[Website and app data records]

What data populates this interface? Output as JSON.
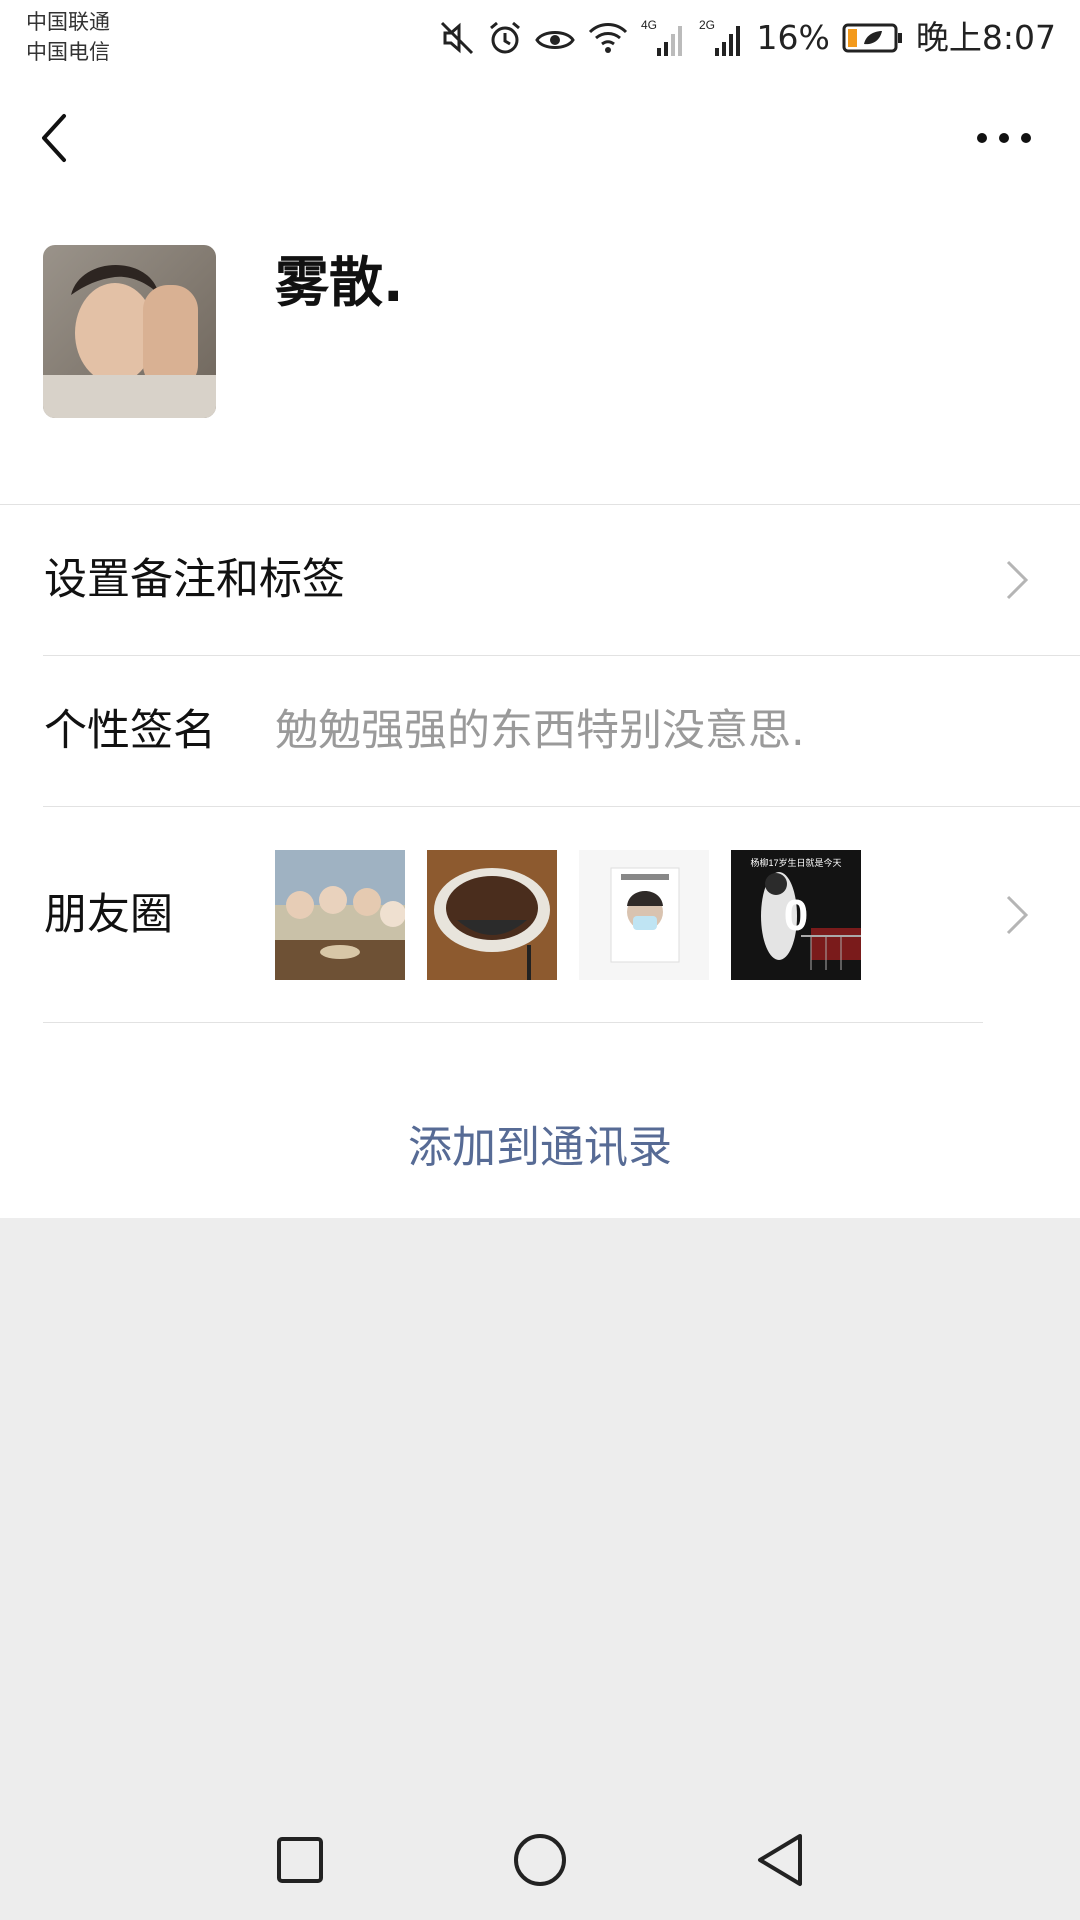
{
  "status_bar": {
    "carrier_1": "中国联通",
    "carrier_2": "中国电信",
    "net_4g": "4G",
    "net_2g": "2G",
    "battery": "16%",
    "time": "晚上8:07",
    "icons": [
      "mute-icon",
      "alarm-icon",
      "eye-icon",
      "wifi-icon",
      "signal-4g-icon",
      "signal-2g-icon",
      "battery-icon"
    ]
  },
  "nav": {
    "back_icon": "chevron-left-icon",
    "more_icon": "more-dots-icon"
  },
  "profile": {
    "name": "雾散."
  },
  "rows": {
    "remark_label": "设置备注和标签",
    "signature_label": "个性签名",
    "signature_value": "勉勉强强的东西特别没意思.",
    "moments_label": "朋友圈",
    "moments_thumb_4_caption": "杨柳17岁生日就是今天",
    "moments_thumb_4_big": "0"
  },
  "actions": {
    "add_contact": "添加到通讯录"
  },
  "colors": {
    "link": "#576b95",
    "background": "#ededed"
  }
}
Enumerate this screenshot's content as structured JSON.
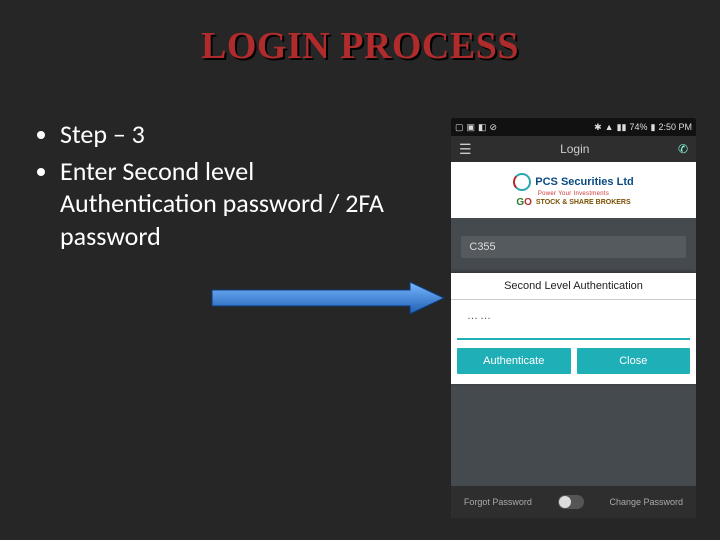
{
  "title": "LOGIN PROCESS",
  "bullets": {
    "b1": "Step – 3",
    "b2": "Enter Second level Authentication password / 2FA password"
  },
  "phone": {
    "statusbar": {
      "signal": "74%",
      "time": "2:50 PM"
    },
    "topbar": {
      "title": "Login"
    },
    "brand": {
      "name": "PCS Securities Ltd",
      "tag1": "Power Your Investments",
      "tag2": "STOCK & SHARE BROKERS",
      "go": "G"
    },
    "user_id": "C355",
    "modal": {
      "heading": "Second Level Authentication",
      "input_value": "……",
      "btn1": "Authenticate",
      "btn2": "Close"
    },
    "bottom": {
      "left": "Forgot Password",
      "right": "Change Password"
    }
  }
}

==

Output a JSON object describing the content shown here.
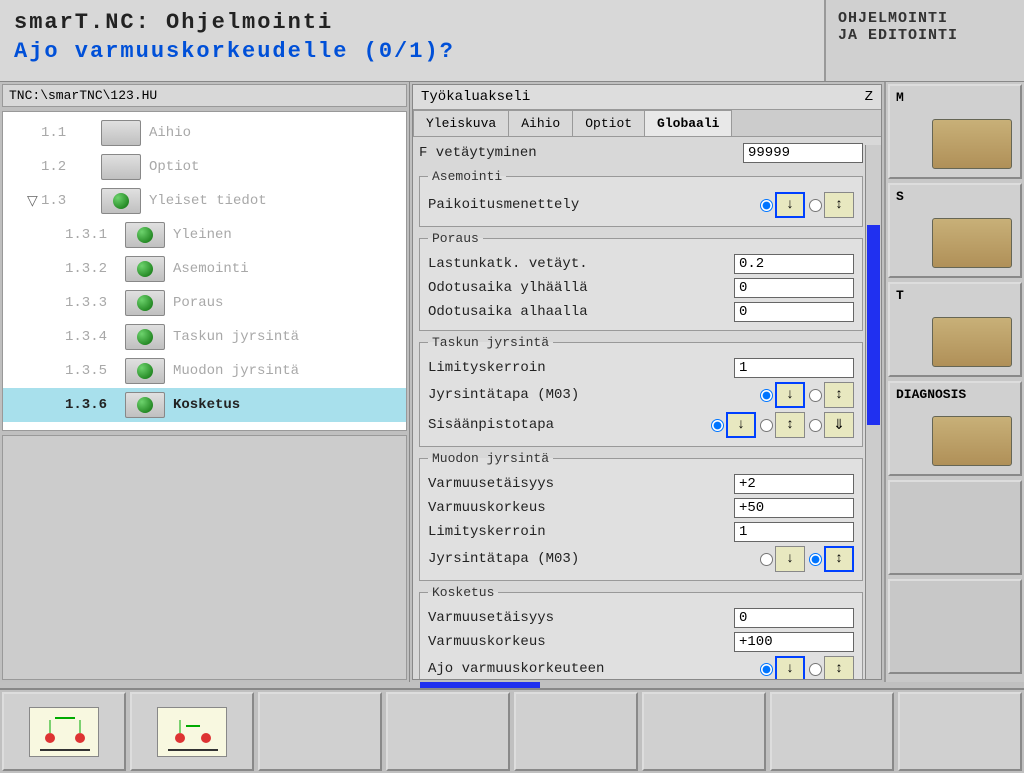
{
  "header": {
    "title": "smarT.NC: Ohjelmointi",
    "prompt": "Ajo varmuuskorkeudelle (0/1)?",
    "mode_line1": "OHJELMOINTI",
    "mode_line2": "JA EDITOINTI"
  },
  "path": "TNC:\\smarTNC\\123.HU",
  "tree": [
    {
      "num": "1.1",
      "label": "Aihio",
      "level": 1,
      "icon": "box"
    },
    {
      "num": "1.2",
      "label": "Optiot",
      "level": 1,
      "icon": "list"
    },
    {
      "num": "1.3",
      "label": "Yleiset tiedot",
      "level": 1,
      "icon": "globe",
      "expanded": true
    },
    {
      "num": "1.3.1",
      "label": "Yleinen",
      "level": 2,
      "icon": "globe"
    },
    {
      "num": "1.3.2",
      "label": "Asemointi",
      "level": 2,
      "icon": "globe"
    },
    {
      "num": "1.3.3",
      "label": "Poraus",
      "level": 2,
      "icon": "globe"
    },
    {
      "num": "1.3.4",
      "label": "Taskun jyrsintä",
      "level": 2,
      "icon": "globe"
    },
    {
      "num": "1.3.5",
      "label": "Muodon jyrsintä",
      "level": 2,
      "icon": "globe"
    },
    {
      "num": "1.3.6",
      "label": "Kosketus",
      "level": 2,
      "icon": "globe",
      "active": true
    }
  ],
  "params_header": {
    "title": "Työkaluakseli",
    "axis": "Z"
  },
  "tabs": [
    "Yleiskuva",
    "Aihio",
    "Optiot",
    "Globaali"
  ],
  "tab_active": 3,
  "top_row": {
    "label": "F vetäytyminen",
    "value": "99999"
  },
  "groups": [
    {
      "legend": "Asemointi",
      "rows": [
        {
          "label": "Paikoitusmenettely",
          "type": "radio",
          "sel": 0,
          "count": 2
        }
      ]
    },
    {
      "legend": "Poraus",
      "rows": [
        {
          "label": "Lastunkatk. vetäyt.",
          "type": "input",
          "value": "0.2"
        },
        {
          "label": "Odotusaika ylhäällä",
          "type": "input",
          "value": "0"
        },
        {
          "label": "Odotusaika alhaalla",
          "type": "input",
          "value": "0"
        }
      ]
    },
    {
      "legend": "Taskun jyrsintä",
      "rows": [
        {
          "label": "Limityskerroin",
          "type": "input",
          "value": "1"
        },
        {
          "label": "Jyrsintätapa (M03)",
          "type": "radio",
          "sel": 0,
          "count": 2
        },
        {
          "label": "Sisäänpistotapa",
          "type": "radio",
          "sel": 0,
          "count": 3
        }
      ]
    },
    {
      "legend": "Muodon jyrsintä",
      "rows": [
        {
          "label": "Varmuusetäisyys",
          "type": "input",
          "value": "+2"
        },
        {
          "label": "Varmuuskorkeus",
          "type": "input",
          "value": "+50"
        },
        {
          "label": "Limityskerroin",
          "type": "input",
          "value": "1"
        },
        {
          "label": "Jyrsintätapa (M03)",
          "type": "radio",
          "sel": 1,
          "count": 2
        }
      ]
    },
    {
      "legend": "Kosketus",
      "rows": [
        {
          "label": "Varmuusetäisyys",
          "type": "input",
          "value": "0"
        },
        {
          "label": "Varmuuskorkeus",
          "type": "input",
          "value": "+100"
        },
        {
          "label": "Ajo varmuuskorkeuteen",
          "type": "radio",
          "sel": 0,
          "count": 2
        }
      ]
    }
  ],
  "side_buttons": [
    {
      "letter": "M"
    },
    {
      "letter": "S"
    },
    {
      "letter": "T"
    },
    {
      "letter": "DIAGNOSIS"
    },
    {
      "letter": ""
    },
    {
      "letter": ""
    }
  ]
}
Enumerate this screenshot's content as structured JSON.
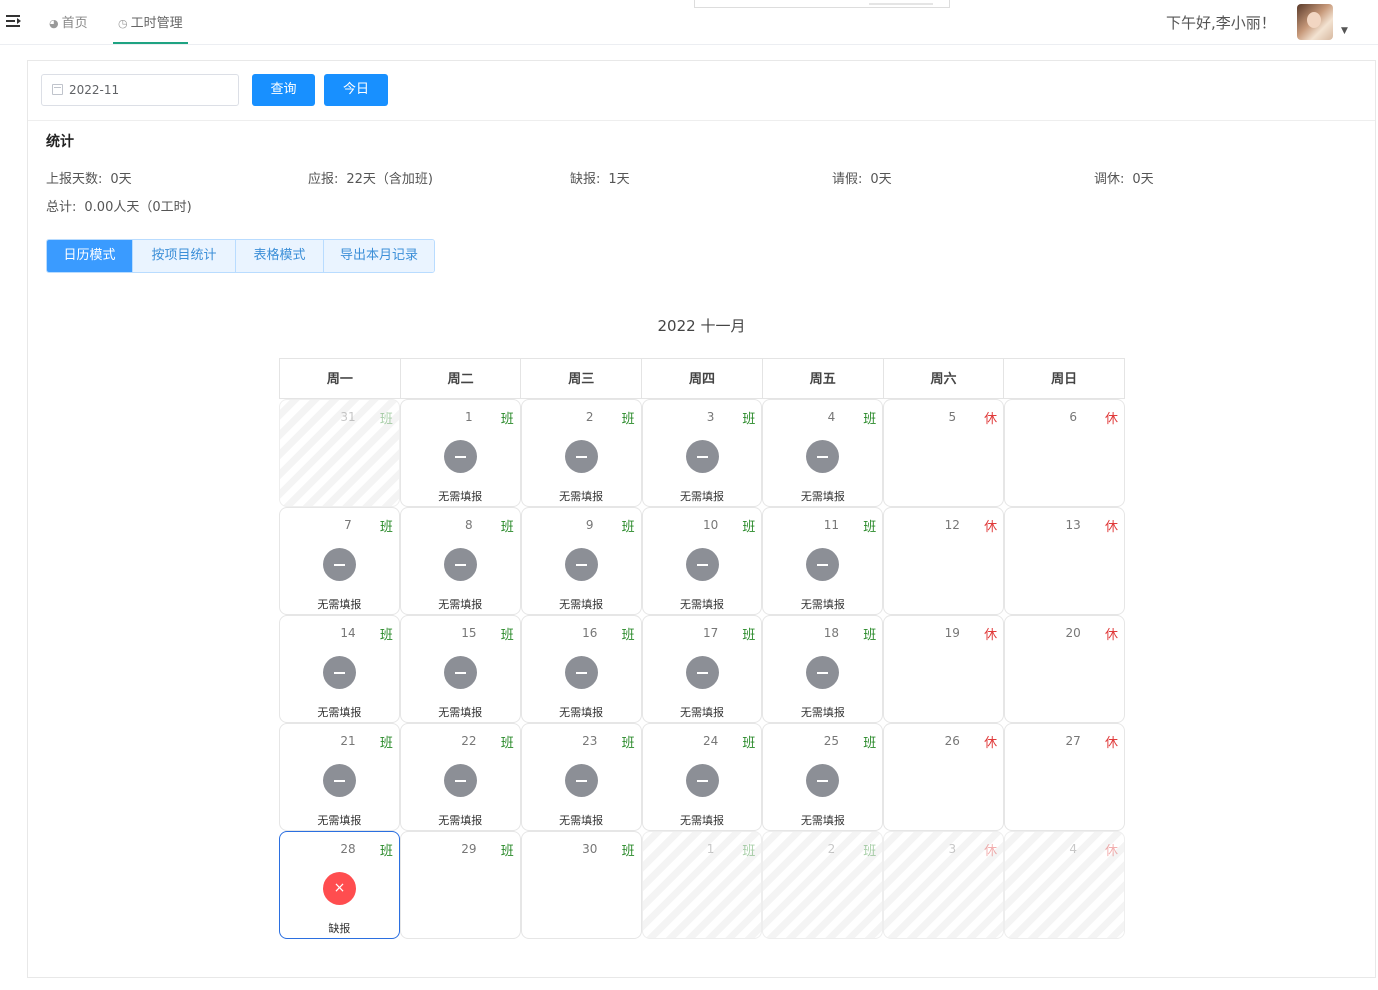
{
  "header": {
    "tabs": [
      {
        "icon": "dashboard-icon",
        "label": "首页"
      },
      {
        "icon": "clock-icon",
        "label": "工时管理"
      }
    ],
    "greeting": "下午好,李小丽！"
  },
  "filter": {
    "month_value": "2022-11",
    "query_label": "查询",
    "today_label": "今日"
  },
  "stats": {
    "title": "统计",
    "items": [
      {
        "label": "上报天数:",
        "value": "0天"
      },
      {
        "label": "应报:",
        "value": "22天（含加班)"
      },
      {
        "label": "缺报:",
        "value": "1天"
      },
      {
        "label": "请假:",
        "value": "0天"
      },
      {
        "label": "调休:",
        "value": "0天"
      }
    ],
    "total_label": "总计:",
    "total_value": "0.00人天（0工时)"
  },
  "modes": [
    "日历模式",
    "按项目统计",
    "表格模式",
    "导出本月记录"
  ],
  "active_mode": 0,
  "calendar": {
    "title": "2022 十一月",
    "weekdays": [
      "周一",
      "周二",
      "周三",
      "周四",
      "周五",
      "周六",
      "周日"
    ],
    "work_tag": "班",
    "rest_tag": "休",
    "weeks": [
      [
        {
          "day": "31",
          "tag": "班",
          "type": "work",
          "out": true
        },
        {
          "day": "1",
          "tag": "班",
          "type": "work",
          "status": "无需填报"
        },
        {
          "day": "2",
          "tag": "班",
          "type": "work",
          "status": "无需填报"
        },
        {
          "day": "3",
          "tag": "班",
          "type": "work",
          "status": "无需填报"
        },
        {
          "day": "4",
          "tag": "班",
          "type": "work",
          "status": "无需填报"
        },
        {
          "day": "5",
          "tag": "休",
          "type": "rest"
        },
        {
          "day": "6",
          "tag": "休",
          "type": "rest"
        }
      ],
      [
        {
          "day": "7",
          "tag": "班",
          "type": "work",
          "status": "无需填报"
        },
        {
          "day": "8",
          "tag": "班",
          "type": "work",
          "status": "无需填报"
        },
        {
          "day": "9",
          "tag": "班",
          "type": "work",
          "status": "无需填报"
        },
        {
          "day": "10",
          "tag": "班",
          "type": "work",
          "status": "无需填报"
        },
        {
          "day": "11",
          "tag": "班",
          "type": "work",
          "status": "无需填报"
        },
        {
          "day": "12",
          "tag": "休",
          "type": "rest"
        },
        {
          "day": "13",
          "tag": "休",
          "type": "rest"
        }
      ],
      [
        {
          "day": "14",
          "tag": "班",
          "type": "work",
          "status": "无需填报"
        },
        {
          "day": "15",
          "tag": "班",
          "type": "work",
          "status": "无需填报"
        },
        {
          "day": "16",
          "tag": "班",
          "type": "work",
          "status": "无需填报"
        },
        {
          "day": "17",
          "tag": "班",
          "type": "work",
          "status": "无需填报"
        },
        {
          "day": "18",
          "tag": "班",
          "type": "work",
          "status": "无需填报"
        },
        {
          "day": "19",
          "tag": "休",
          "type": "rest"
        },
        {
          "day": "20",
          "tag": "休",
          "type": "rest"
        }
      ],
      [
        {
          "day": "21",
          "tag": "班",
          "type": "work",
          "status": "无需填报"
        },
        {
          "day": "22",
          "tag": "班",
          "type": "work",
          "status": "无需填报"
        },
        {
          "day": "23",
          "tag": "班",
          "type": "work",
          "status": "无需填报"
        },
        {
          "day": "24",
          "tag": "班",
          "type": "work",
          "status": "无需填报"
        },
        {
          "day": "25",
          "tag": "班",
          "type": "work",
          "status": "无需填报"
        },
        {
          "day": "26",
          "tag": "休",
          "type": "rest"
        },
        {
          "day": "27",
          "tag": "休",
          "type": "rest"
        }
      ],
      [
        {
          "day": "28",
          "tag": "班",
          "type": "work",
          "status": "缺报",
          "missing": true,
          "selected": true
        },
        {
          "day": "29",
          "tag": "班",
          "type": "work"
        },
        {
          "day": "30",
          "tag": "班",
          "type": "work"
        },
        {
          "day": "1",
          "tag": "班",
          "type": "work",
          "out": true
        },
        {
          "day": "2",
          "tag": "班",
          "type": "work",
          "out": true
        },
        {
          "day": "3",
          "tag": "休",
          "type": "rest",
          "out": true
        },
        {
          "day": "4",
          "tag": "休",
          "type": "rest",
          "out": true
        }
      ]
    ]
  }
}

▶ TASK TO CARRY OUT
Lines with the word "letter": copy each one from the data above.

▶ RESPONSE TO THE EXERCISE
      "letter": "M"
      "letter": "S"
      "letter": "T"
      "letter": "DIAGNOSIS"
      "letter": ""
      "letter": ""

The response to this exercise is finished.